I don’t mean to sound disparaging here – I’m talking about our own philosophy, after all. There is a big difference between keeping your children at home because you enjoy them, and keeping them with you because you’d fall apart without them. We see that as the parents, we are the adults in the relationship. As such, we are the ones who are required to be mature and work through our own issues, not use our child to hide behind.
Having tackled our own motivations for home educating, we genuinely believe that having home as the ‘base station’ for our daughter’s education is what will best equip her for life as it unfolds, from every angle. Her mind is challenged, her character is shaped, her emotions are fortified, her will is respected, and her spirit is nurtured. Real life still happens – this isn’t an isolated environment – but by dealing with things as they happen, she is best equipped to take the next steps on her forward trajectory through life.

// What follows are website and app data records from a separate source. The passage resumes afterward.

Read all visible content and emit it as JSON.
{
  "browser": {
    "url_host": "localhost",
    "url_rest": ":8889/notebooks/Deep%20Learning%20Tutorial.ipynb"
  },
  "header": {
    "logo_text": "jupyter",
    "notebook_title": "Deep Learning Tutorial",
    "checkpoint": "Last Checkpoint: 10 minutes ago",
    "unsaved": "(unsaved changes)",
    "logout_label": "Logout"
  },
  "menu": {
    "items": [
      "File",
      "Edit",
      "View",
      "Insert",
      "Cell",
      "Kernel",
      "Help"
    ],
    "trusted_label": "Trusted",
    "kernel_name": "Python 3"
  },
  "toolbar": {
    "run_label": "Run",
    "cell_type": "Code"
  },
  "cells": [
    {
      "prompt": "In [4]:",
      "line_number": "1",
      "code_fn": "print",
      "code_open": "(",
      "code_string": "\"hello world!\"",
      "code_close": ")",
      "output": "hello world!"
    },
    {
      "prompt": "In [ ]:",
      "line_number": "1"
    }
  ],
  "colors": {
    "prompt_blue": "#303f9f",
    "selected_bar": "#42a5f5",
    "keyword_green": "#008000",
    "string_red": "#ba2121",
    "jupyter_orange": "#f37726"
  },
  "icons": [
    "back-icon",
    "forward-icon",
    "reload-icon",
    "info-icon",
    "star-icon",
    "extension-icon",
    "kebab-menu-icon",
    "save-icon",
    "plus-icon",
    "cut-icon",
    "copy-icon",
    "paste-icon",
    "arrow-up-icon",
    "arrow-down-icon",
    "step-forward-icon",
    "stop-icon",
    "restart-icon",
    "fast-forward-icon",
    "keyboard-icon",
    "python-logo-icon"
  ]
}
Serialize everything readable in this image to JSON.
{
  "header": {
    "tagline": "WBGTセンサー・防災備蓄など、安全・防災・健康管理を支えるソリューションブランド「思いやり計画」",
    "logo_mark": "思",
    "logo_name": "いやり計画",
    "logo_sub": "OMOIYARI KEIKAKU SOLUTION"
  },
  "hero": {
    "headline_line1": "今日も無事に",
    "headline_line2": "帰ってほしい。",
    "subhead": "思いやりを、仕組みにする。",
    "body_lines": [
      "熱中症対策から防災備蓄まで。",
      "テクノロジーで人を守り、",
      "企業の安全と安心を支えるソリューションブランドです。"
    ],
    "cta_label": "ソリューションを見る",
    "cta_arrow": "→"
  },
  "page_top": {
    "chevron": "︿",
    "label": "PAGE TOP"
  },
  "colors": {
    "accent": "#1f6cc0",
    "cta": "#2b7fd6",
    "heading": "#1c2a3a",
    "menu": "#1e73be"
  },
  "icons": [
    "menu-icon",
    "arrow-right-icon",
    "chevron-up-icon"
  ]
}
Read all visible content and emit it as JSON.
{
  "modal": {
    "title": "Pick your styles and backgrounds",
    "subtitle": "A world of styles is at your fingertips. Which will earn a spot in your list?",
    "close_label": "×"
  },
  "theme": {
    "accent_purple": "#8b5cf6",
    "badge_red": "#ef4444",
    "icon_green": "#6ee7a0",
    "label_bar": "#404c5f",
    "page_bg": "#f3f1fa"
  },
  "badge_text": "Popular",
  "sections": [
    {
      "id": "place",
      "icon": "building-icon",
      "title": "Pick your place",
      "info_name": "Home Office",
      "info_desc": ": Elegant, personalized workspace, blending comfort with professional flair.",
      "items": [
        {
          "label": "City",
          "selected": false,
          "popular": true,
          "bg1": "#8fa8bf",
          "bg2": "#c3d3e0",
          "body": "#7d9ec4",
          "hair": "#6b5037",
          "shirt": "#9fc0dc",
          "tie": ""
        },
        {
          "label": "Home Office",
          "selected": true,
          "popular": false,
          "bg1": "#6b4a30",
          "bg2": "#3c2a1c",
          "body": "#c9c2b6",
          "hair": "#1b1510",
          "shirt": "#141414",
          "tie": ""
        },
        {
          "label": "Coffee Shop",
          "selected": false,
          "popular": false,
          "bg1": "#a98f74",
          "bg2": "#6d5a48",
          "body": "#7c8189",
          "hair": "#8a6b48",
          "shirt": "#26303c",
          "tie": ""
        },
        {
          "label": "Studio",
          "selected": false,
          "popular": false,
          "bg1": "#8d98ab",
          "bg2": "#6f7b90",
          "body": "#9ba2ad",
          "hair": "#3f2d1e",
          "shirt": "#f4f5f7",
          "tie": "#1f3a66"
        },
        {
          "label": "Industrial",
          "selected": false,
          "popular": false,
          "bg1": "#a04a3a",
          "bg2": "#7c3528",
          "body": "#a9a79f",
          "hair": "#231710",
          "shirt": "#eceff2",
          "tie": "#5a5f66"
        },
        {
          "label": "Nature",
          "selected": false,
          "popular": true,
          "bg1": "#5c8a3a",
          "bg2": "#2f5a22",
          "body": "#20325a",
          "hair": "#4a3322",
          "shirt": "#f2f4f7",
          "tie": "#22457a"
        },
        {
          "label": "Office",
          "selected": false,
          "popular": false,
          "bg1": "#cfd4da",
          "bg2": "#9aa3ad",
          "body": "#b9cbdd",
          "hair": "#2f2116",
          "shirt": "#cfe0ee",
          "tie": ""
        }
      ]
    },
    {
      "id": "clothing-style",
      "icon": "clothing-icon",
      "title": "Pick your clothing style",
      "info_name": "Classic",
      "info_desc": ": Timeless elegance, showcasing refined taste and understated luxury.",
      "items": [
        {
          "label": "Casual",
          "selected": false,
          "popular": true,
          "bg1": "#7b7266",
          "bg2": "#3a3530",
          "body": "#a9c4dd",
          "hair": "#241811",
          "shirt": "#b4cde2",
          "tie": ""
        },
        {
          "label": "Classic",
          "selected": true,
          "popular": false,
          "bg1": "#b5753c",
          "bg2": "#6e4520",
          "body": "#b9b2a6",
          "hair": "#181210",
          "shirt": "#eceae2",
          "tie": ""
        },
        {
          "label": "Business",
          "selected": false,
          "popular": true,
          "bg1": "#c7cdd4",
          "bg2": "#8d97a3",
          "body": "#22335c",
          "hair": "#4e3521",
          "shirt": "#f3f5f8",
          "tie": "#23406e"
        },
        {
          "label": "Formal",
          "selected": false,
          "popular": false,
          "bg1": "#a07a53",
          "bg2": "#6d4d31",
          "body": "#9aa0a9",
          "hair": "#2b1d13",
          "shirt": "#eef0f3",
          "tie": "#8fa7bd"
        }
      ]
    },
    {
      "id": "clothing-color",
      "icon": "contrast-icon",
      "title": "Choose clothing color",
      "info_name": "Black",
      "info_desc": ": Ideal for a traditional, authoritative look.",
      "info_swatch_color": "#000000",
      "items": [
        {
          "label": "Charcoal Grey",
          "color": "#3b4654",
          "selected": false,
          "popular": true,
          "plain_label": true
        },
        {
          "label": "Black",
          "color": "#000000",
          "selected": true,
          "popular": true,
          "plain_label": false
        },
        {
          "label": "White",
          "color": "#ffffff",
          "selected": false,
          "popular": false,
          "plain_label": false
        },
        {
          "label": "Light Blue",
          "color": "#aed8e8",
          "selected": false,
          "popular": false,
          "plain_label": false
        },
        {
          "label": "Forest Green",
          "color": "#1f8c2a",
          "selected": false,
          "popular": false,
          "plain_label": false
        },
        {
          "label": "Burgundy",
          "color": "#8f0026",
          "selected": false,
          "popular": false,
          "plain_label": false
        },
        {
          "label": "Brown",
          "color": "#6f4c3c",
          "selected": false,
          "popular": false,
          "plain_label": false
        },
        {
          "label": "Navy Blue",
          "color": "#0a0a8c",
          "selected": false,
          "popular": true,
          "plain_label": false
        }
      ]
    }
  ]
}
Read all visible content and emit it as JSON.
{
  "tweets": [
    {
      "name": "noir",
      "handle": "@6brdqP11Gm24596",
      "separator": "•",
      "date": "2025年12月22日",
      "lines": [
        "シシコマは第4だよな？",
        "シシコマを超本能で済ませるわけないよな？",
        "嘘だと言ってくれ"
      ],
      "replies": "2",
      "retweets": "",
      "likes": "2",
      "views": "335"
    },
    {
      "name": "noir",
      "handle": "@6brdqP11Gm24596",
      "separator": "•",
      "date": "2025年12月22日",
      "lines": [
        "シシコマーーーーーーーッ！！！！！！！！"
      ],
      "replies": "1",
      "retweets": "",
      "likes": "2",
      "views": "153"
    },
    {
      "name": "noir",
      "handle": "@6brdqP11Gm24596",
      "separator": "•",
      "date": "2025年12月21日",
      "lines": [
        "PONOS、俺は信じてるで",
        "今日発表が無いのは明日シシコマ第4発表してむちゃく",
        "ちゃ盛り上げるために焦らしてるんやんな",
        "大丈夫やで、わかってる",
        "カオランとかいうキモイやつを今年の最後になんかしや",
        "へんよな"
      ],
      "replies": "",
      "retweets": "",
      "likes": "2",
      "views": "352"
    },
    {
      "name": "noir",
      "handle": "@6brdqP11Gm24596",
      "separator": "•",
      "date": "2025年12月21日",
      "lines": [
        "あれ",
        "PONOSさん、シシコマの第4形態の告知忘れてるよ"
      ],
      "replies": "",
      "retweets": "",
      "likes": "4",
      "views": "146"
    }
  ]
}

Does that take sacrifice? You betcha! Is it worth it? Oh yeah. (For a little more input on this aspect, you might like to read: What Teachers Wish They Could Give.)
The Natural Learning approach to home education is sometimes referred to as Child-Led or Child-Directed Learning. For us, I think our style is better considered “Child-Led and Parent-Directed”. In some ways, this may well be a better description of how Natural Learning works for many families.
We most certainly observe Hayley’s interests and do our best to cater to her preferences in our home education, but we don’t expect her to be the adult. We are the ones with the maturity, life experience, (hopefully) wisdom, the financial resources, and the responsibility to help and guide her choices. As she matures, the gains greater freedoms and responsibilities, and we endeavour to learn how to support without interfering.
At the beginning of 2010, Hayley was keen to commence a Certificate IV in her chosen field of study (music) through a TAFE level institution. She was quite gung-ho in wanting to take on a full course load. As her parents, Brad and I were not only concerned with what our family budget would allow. Our primary consideration was whether a full course load would actually be the best thing for her. We had two hesitations: one was whether she would have the stamina for a full course load; the other was whether a full course load would aid her love of music or whether the strictures would quench her passion. The outcome was that she took two subjects only, completing them in the semester, and passing both with satisfaction. Doing it this way allowed Hayley to maintain her interest in various other things, and provided her with a foundation for her next emerging steps. She is grateful not to have been burdened with a full course load, as she can now see that it would have burned her out, physically and emotionally. As her parents, still with the responsibility for her education, it was our job to ensure that what she undertook would best facilitate her chosen direction, and we did, in fact, have more insight than she did in the beginning.
Our education continues.
“The child must know that he is a miracle, that since the beginning
of the world there hasn’t been, and until the end of the world
there will not be, another child like him.”
~ Pablo Casals